Task directions: Your answer should repeat the entries in full, exactly as given, with no pictures.

Records shown Block Start

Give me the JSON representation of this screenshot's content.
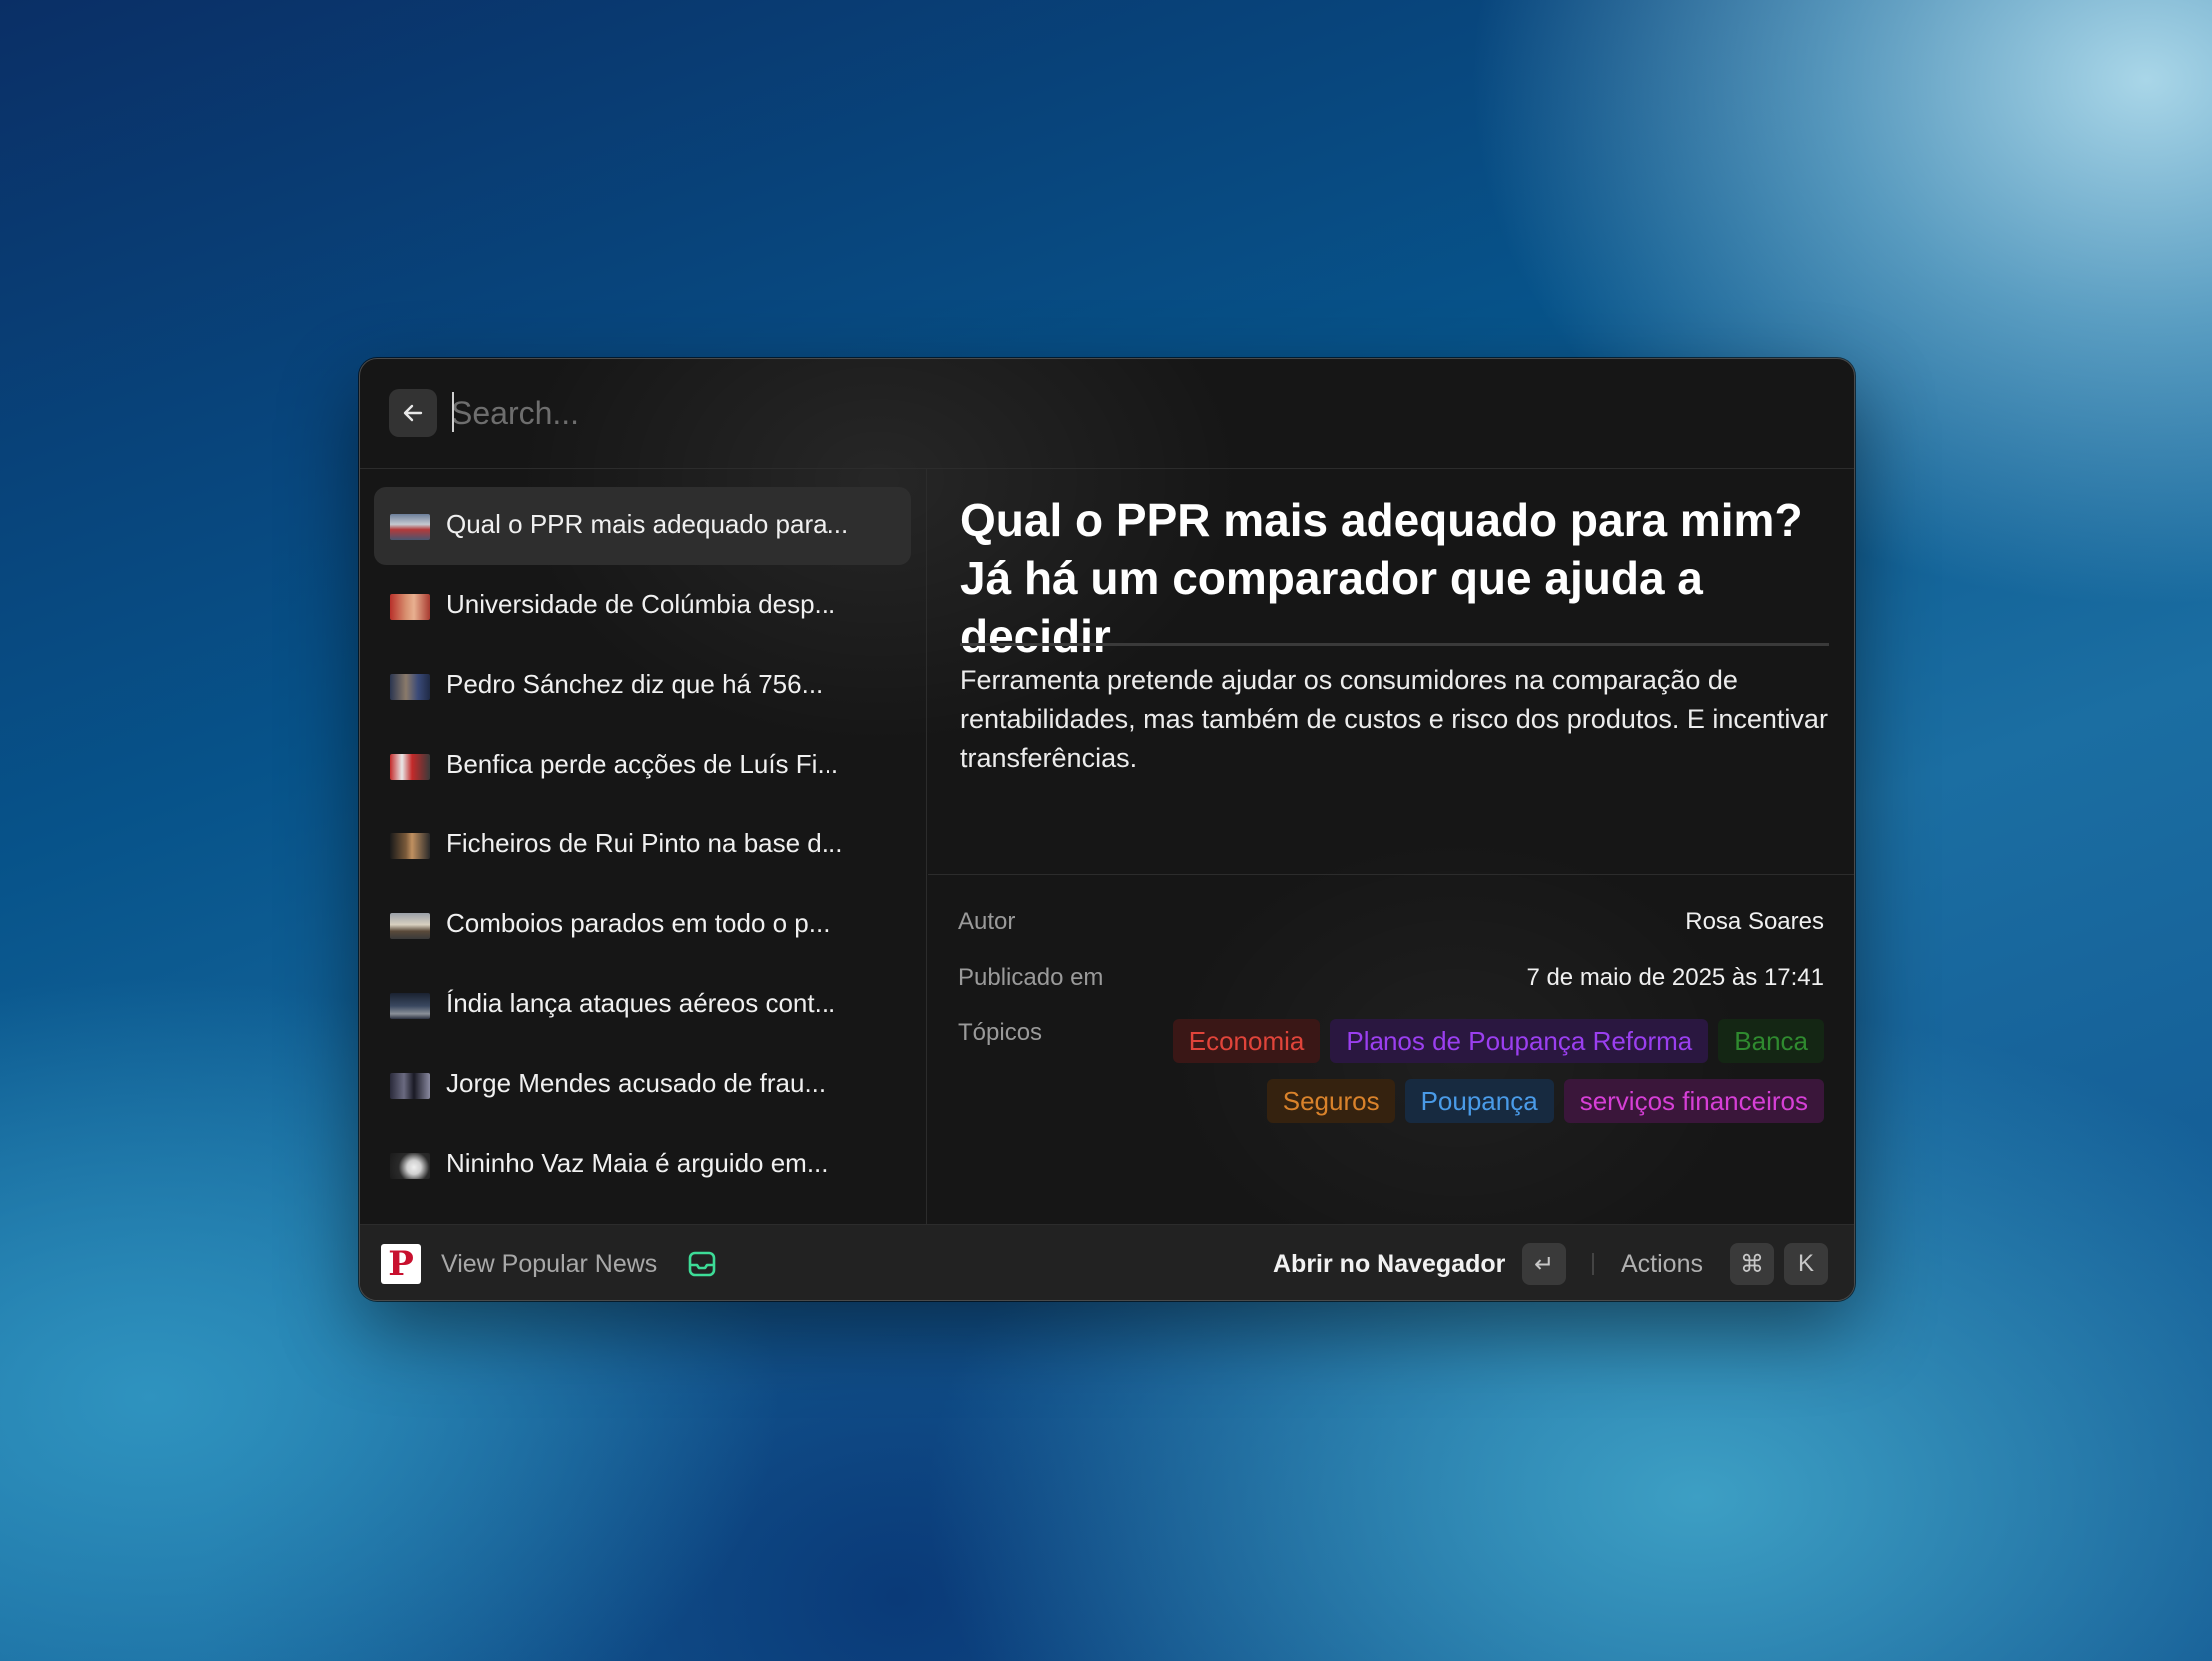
{
  "search": {
    "placeholder": "Search..."
  },
  "items": [
    {
      "label": "Qual o PPR mais adequado para...",
      "selected": true
    },
    {
      "label": "Universidade de Colúmbia desp..."
    },
    {
      "label": "Pedro Sánchez diz que há 756..."
    },
    {
      "label": "Benfica perde acções de Luís Fi..."
    },
    {
      "label": "Ficheiros de Rui Pinto na base d..."
    },
    {
      "label": "Comboios parados em todo o p..."
    },
    {
      "label": "Índia lança ataques aéreos cont..."
    },
    {
      "label": "Jorge Mendes acusado de frau..."
    },
    {
      "label": "Nininho Vaz Maia é arguido em..."
    }
  ],
  "detail": {
    "title": "Qual o PPR mais adequado para mim? Já há um comparador que ajuda a decidir",
    "summary": "Ferramenta pretende ajudar os consumidores na comparação de rentabilidades, mas também de custos e risco dos produtos. E incentivar transferências.",
    "meta": {
      "author_label": "Autor",
      "author": "Rosa Soares",
      "published_label": "Publicado em",
      "published": "7 de maio de 2025 às 17:41",
      "topics_label": "Tópicos"
    },
    "topics": [
      {
        "label": "Economia",
        "color": "#e0443a",
        "bg": "#3a1716"
      },
      {
        "label": "Planos de Poupança Reforma",
        "color": "#9b3ff0",
        "bg": "#2a1740"
      },
      {
        "label": "Banca",
        "color": "#2f8a2f",
        "bg": "#142614"
      },
      {
        "label": "Seguros",
        "color": "#d9822b",
        "bg": "#35220f"
      },
      {
        "label": "Poupança",
        "color": "#4a9be8",
        "bg": "#172a40"
      },
      {
        "label": "serviços financeiros",
        "color": "#d63fd6",
        "bg": "#3a163a"
      }
    ]
  },
  "footer": {
    "logo_letter": "P",
    "title": "View Popular News",
    "open_label": "Abrir no Navegador",
    "enter_key": "↵",
    "actions_label": "Actions",
    "cmd_key": "⌘",
    "k_key": "K"
  }
}
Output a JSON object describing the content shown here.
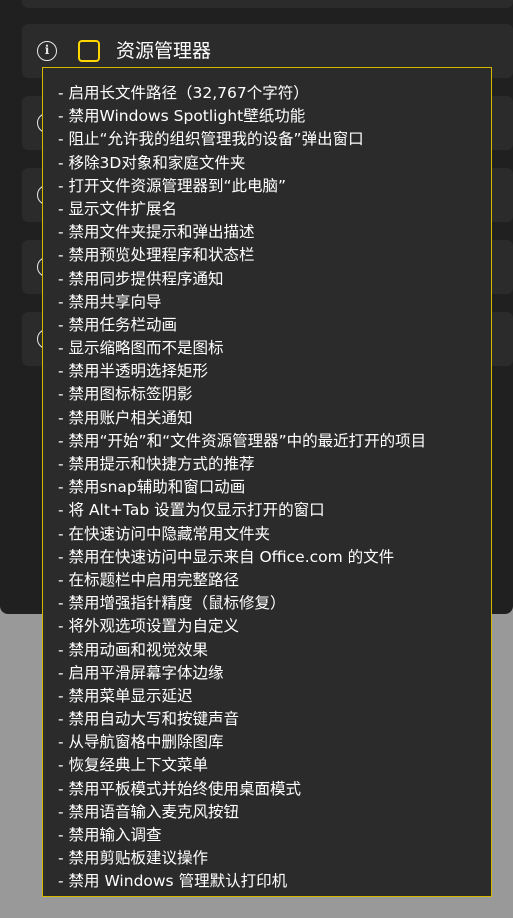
{
  "colors": {
    "background": "#999999",
    "panel": "#202020",
    "card": "#2b2b2b",
    "accent": "#ffd600",
    "text": "#ffffff"
  },
  "setting": {
    "icon": "info-icon",
    "title": "资源管理器",
    "checked": false
  },
  "tooltip": {
    "items": [
      "- 启用长文件路径（32,767个字符）",
      "- 禁用Windows Spotlight壁纸功能",
      "- 阻止“允许我的组织管理我的设备”弹出窗口",
      "- 移除3D对象和家庭文件夹",
      "- 打开文件资源管理器到“此电脑”",
      "- 显示文件扩展名",
      "- 禁用文件夹提示和弹出描述",
      "- 禁用预览处理程序和状态栏",
      "- 禁用同步提供程序通知",
      "- 禁用共享向导",
      "- 禁用任务栏动画",
      "- 显示缩略图而不是图标",
      "- 禁用半透明选择矩形",
      "- 禁用图标标签阴影",
      "- 禁用账户相关通知",
      "- 禁用“开始”和“文件资源管理器”中的最近打开的项目",
      "- 禁用提示和快捷方式的推荐",
      "- 禁用snap辅助和窗口动画",
      "- 将 Alt+Tab 设置为仅显示打开的窗口",
      "- 在快速访问中隐藏常用文件夹",
      "- 禁用在快速访问中显示来自 Office.com 的文件",
      "- 在标题栏中启用完整路径",
      "- 禁用增强指针精度（鼠标修复）",
      "- 将外观选项设置为自定义",
      "- 禁用动画和视觉效果",
      "- 启用平滑屏幕字体边缘",
      "- 禁用菜单显示延迟",
      "- 禁用自动大写和按键声音",
      "- 从导航窗格中删除图库",
      "- 恢复经典上下文菜单",
      "- 禁用平板模式并始终使用桌面模式",
      "- 禁用语音输入麦克风按钮",
      "- 禁用输入调查",
      "- 禁用剪贴板建议操作",
      "- 禁用 Windows 管理默认打印机"
    ]
  }
}
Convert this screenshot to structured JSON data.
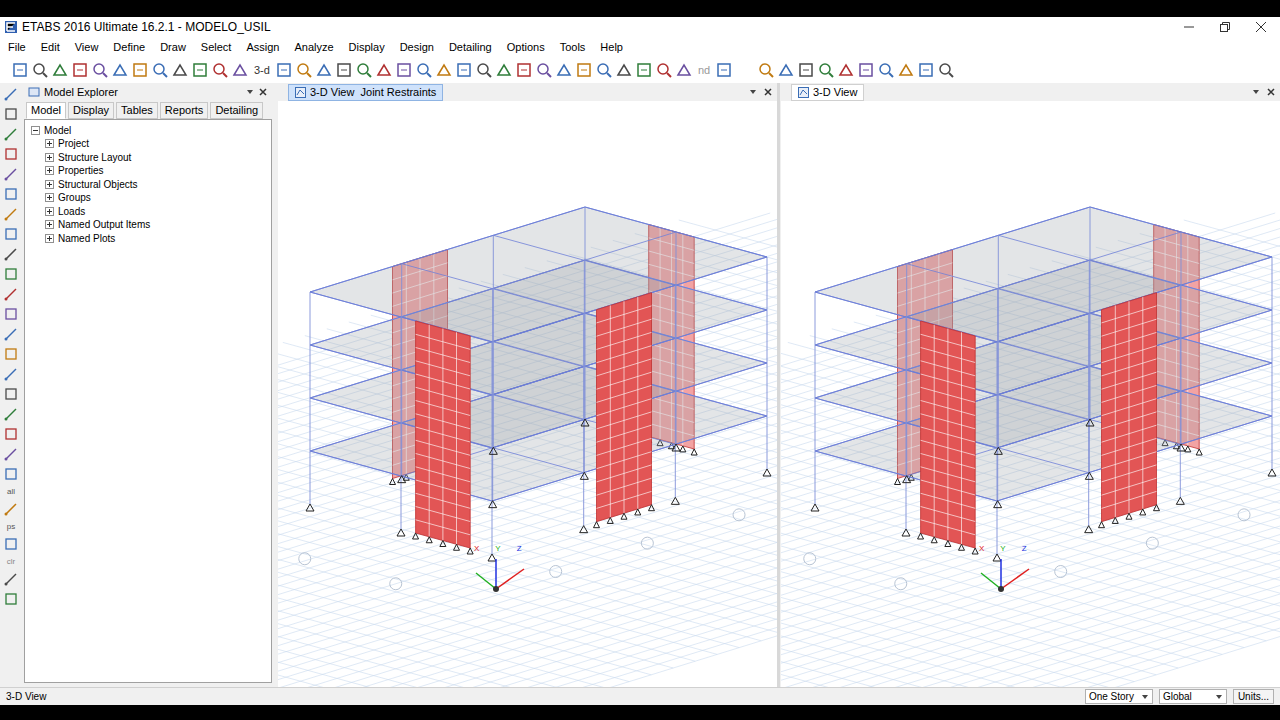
{
  "window": {
    "title": "ETABS 2016 Ultimate 16.2.1 - MODELO_USIL"
  },
  "menu": [
    "File",
    "Edit",
    "View",
    "Define",
    "Draw",
    "Select",
    "Assign",
    "Analyze",
    "Display",
    "Design",
    "Detailing",
    "Options",
    "Tools",
    "Help"
  ],
  "toolbar": {
    "texts": [
      "3-d",
      "nd"
    ]
  },
  "left_toolbar": {
    "texts": [
      "all",
      "ps",
      "clr"
    ]
  },
  "explorer": {
    "title": "Model Explorer",
    "tabs": [
      {
        "label": "Model",
        "selected": true
      },
      {
        "label": "Display",
        "selected": false
      },
      {
        "label": "Tables",
        "selected": false
      },
      {
        "label": "Reports",
        "selected": false
      },
      {
        "label": "Detailing",
        "selected": false
      }
    ],
    "tree": {
      "label": "Model",
      "expanded": true,
      "children": [
        {
          "label": "Project",
          "expanded": false
        },
        {
          "label": "Structure Layout",
          "expanded": false
        },
        {
          "label": "Properties",
          "expanded": false
        },
        {
          "label": "Structural Objects",
          "expanded": false
        },
        {
          "label": "Groups",
          "expanded": false
        },
        {
          "label": "Loads",
          "expanded": false
        },
        {
          "label": "Named Output Items",
          "expanded": false
        },
        {
          "label": "Named Plots",
          "expanded": false
        }
      ]
    }
  },
  "views": [
    {
      "title": "3-D View  Joint Restraints",
      "selected": true
    },
    {
      "title": "3-D View",
      "selected": false
    }
  ],
  "axes": [
    "X",
    "Y",
    "Z"
  ],
  "status_bar": {
    "left": "3-D View",
    "dropdowns": [
      "One Story",
      "Global"
    ],
    "units": "Units..."
  }
}
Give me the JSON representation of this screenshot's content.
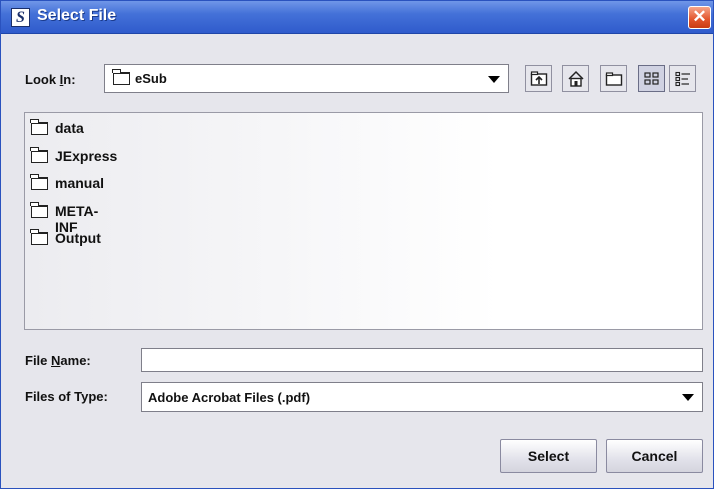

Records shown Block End

Answer section:
Give me the JSON representation of this screenshot's content.
{
  "search": {
    "placeholder": "Search..."
  },
  "items": [
    {
      "label": "Qual o PPR mais adequado para...",
      "selected": true
    },
    {
      "label": "Universidade de Colúmbia desp..."
    },
    {
      "label": "Pedro Sánchez diz que há 756..."
    },
    {
      "label": "Benfica perde acções de Luís Fi..."
    },
    {
      "label": "Ficheiros de Rui Pinto na base d..."
    },
    {
      "label": "Comboios parados em todo o p..."
    },
    {
      "label": "Índia lança ataques aéreos cont..."
    },
    {
      "label": "Jorge Mendes acusado de frau..."
    },
    {
      "label": "Nininho Vaz Maia é arguido em..."
    }
  ],
  "detail": {
    "title": "Qual o PPR mais adequado para mim? Já há um comparador que ajuda a decidir",
    "summary": "Ferramenta pretende ajudar os consumidores na comparação de rentabilidades, mas também de custos e risco dos produtos. E incentivar transferências.",
    "meta": {
      "author_label": "Autor",
      "author": "Rosa Soares",
      "published_label": "Publicado em",
      "published": "7 de maio de 2025 às 17:41",
      "topics_label": "Tópicos"
    },
    "topics": [
      {
        "label": "Economia",
        "color": "#e0443a",
        "bg": "#3a1716"
      },
      {
        "label": "Planos de Poupança Reforma",
        "color": "#9b3ff0",
        "bg": "#2a1740"
      },
      {
        "label": "Banca",
        "color": "#2f8a2f",
        "bg": "#142614"
      },
      {
        "label": "Seguros",
        "color": "#d9822b",
        "bg": "#35220f"
      },
      {
        "label": "Poupança",
        "color": "#4a9be8",
        "bg": "#172a40"
      },
      {
        "label": "serviços financeiros",
        "color": "#d63fd6",
        "bg": "#3a163a"
      }
    ]
  },
  "footer": {
    "logo_letter": "P",
    "title": "View Popular News",
    "open_label": "Abrir no Navegador",
    "enter_key": "↵",
    "actions_label": "Actions",
    "cmd_key": "⌘",
    "k_key": "K"
  }
}
Output a JSON object describing the content shown here.
{
  "colors": {
    "background": "#999999",
    "panel": "#202020",
    "card": "#2b2b2b",
    "accent": "#ffd600",
    "text": "#ffffff"
  },
  "setting": {
    "icon": "info-icon",
    "title": "资源管理器",
    "checked": false
  },
  "tooltip": {
    "items": [
      "- 启用长文件路径（32,767个字符）",
      "- 禁用Windows Spotlight壁纸功能",
      "- 阻止“允许我的组织管理我的设备”弹出窗口",
      "- 移除3D对象和家庭文件夹",
      "- 打开文件资源管理器到“此电脑”",
      "- 显示文件扩展名",
      "- 禁用文件夹提示和弹出描述",
      "- 禁用预览处理程序和状态栏",
      "- 禁用同步提供程序通知",
      "- 禁用共享向导",
      "- 禁用任务栏动画",
      "- 显示缩略图而不是图标",
      "- 禁用半透明选择矩形",
      "- 禁用图标标签阴影",
      "- 禁用账户相关通知",
      "- 禁用“开始”和“文件资源管理器”中的最近打开的项目",
      "- 禁用提示和快捷方式的推荐",
      "- 禁用snap辅助和窗口动画",
      "- 将 Alt+Tab 设置为仅显示打开的窗口",
      "- 在快速访问中隐藏常用文件夹",
      "- 禁用在快速访问中显示来自 Office.com 的文件",
      "- 在标题栏中启用完整路径",
      "- 禁用增强指针精度（鼠标修复）",
      "- 将外观选项设置为自定义",
      "- 禁用动画和视觉效果",
      "- 启用平滑屏幕字体边缘",
      "- 禁用菜单显示延迟",
      "- 禁用自动大写和按键声音",
      "- 从导航窗格中删除图库",
      "- 恢复经典上下文菜单",
      "- 禁用平板模式并始终使用桌面模式",
      "- 禁用语音输入麦克风按钮",
      "- 禁用输入调查",
      "- 禁用剪贴板建议操作",
      "- 禁用 Windows 管理默认打印机"
    ]
  }
}
Convert this screenshot to structured JSON data.
{
  "window": {
    "title": "ETABS 2016 Ultimate 16.2.1 - MODELO_USIL"
  },
  "menu": [
    "File",
    "Edit",
    "View",
    "Define",
    "Draw",
    "Select",
    "Assign",
    "Analyze",
    "Display",
    "Design",
    "Detailing",
    "Options",
    "Tools",
    "Help"
  ],
  "toolbar": {
    "texts": [
      "3-d",
      "nd"
    ]
  },
  "left_toolbar": {
    "texts": [
      "all",
      "ps",
      "clr"
    ]
  },
  "explorer": {
    "title": "Model Explorer",
    "tabs": [
      {
        "label": "Model",
        "selected": true
      },
      {
        "label": "Display",
        "selected": false
      },
      {
        "label": "Tables",
        "selected": false
      },
      {
        "label": "Reports",
        "selected": false
      },
      {
        "label": "Detailing",
        "selected": false
      }
    ],
    "tree": {
      "label": "Model",
      "expanded": true,
      "children": [
        {
          "label": "Project",
          "expanded": false
        },
        {
          "label": "Structure Layout",
          "expanded": false
        },
        {
          "label": "Properties",
          "expanded": false
        },
        {
          "label": "Structural Objects",
          "expanded": false
        },
        {
          "label": "Groups",
          "expanded": false
        },
        {
          "label": "Loads",
          "expanded": false
        },
        {
          "label": "Named Output Items",
          "expanded": false
        },
        {
          "label": "Named Plots",
          "expanded": false
        }
      ]
    }
  },
  "views": [
    {
      "title": "3-D View  Joint Restraints",
      "selected": true
    },
    {
      "title": "3-D View",
      "selected": false
    }
  ],
  "axes": [
    "X",
    "Y",
    "Z"
  ],
  "status_bar": {
    "left": "3-D View",
    "dropdowns": [
      "One Story",
      "Global"
    ],
    "units": "Units..."
  }
}
Give me the JSON representation of this screenshot's content.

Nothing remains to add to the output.